St. Stephen’s Martyrdom Prevents Trivialization of Christmas Celebrations

In his Dec. 26 Angelus address, Pope Francis says the feast of the first Christian martyr reminds believers that their faith involves sacrifice.

St. Stephen by Carlo Crivelli
St. Stephen by Carlo Crivelli (photo: Wikipedia)

VATICAN CITY — Pope Francis marked the feast day of St. Stephen on Dec. 26, noting that the martyrdom of the early Church saint helps prevent the Christmas season from being reduced to a trivial celebration.

“The Gospel of this feast gives a part of Jesus’ discourse to his disciples in the moment in which he sends them on mission. Among other things, he says, ‘You will be hated by all because of my name, but whoever endures to the end will be saved,’” the Pope said during his Angelus address in St. Peter’s Square on Friday.

“These words of the Lord do not disrupt the celebration of Christmas, but strip it of that false saccharine sweetness that does not belong to it. It makes us understand that, in the trials accepted on account of the faith, violence is overcome by love, death by life.”

St. Stephen is acknowledged as the first Christian martyr, whose death by stoning was overseen by a Pharisee named Saul. Saul would later become St. Paul — whose own experience of Christ would transform him into a believer and later a martyr himself.

In his remarks, Pope Francis said that even if Christians aren’t called to shed their blood like St. Stephen, “every Christian is called in every circumstance to live a life that is coherent with the faith he or she professes.”

He added: “Following the Gospel is certainly a demanding path, but those who travel it with fidelity and courage receive the gift promised by the Lord to men and women of goodwill.”

 

Below is the full text of Pope Francis’ Dec. 26 address:

Dear brothers and sisters,

Today, the liturgy recalls the witness of St. Stephen. Chosen by the apostles, together with six others, for the diaconate of charity in the community of Jerusalem, he became the first martyr of the Church. With his martyrdom, Stephen honored the coming into the world of the King of Kings, offering to him the gift of his own life. And so he shows us how to live the fullness of the mystery of Christmas.

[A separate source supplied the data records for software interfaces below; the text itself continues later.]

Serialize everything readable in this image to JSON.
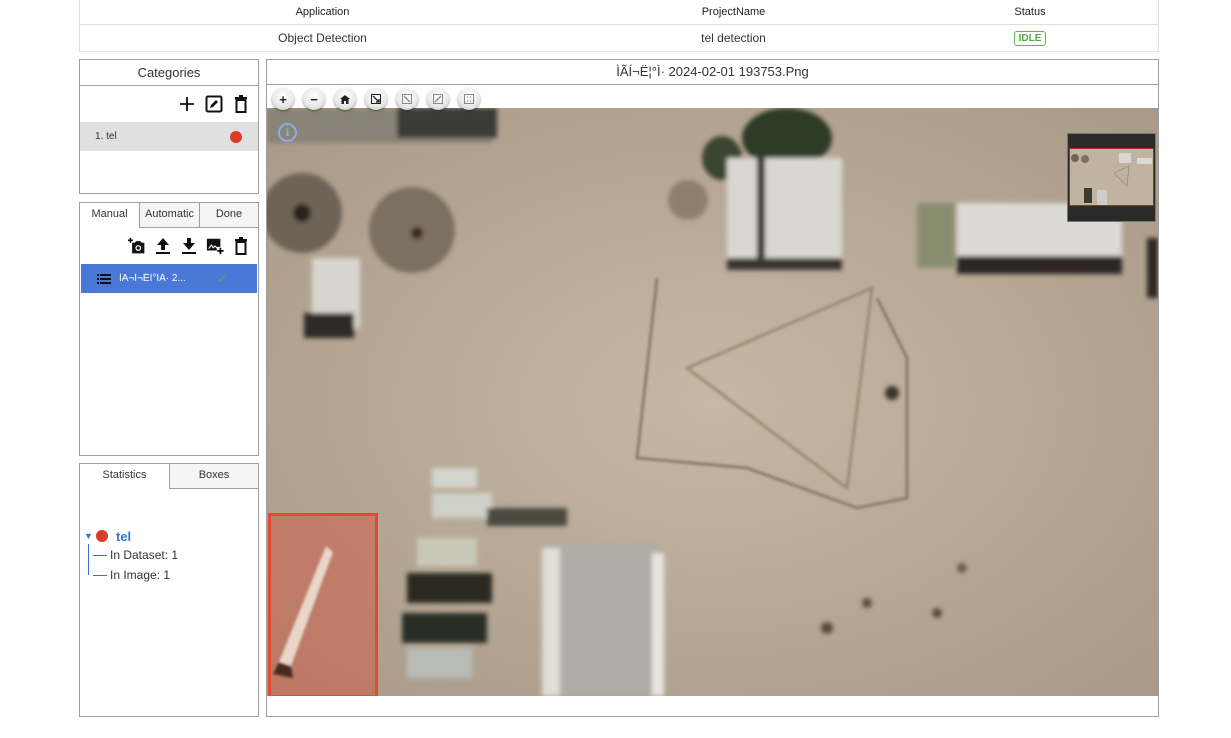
{
  "info_table": {
    "headers": [
      "Application",
      "ProjectName",
      "Status"
    ],
    "values": [
      "Object Detection",
      "tel detection",
      "IDLE"
    ],
    "status_color": "#5ea343"
  },
  "categories": {
    "title": "Categories",
    "toolbar": [
      "add-icon",
      "edit-icon",
      "delete-icon"
    ],
    "items": [
      {
        "label": "1. tel",
        "color": "#dc3b26"
      }
    ]
  },
  "image_list": {
    "tabs": [
      "Manual",
      "Automatic",
      "Done"
    ],
    "active_tab": "Manual",
    "toolbar": [
      "add-photo-icon",
      "upload-icon",
      "download-icon",
      "add-image-icon",
      "delete-icon"
    ],
    "items": [
      {
        "name": "ÌÃ¬Í­¬ËÌ°ÌÃ· 2...",
        "status": "checked"
      }
    ]
  },
  "statistics": {
    "tabs": [
      "Statistics",
      "Boxes"
    ],
    "active_tab": "Statistics",
    "tree": {
      "label": "tel",
      "color": "#dc3b26",
      "children": [
        "In Dataset: 1",
        "In Image: 1"
      ]
    }
  },
  "viewer": {
    "title": "Ì­ÃÍ­¬Ë¦°Ì­· 2024-02-01 193753.Png",
    "nav_buttons": [
      "zoom-in",
      "zoom-out",
      "home",
      "fullscreen",
      "rotate-left",
      "rotate-right",
      "flip"
    ],
    "annotations": [
      {
        "category": "tel",
        "color": "#e04a32"
      }
    ]
  },
  "glyphs": {
    "plus": "+",
    "minus": "−",
    "check": "✓",
    "caret": "▼",
    "info": "i"
  }
}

The Gospel of this feast gives a part of Jesus’ discourse to his disciples in the moment in which he sends them on mission. Among other things, he says, “You will be hated by all because of my name, but whoever endures to the end will be saved” (Matthew 10:22). These words of the Lord do not disrupt the celebration of Christmas, but strip it of that false saccharine sweetness that does not belong to it. It makes us understand that, in the trials accepted on account of the faith, violence is overcome by love, death by life. To truly welcome Jesus in our existence, and to prolong the joy of the Holy Night, the path is precisely the one indicated in this Gospel: that is, to bear witness in humility, in silent service, without fear of going against the current, able to pay in person. And if not all are called, as St. Stephen was, to shed their own blood, nonetheless, every Christian is called in every circumstance to live a life that is coherent with the faith he or she professes.

Following the Gospel is certainly a demanding path, but those who travel it with fidelity and courage receive the gift promised by the Lord to men and women of goodwill. At Bethlehem, in fact, the angels announced to the shepherds, “On earth peace to those on whom his favor rests” (Luke 2:14). This peace given by God is able to soothe the consciences of those who, through the trials of life, know to welcome the word of God and observe it with perseverance to the end (Matthew 10:22).

Today, let us pray in a special way for all those who are discriminated against because of their witness to Christ. I want to say to each of them: If you carry this cross with love, you have entered into the mystery of Christmas; you are in the heart of Jesus and of the Church.

Let us pray also that, thanks to the sacrifices of the martyrs of today, the commitment to recognize and concretely to ensure religious liberty — an inalienable right of every human person — would be strengthened in every part of the world.

Dear brothers and sisters, I hope all of you will enjoy a peaceful Christmas feast. May St. Stephen, deacon and proto-martyr, sustain on our daily path all of us who hope to be crowned, in the end, in the festive assembly of the saints in paradise.

The Earth is Not Our Mother

“The main point of Christianity was this: that Nature is not our mother: Nature is our sister. We can be proud of her beauty, since we have the same father; but she has no authority over us; we have to admire, but not to imitate.”—G.K. Chesterton, Orthodoxy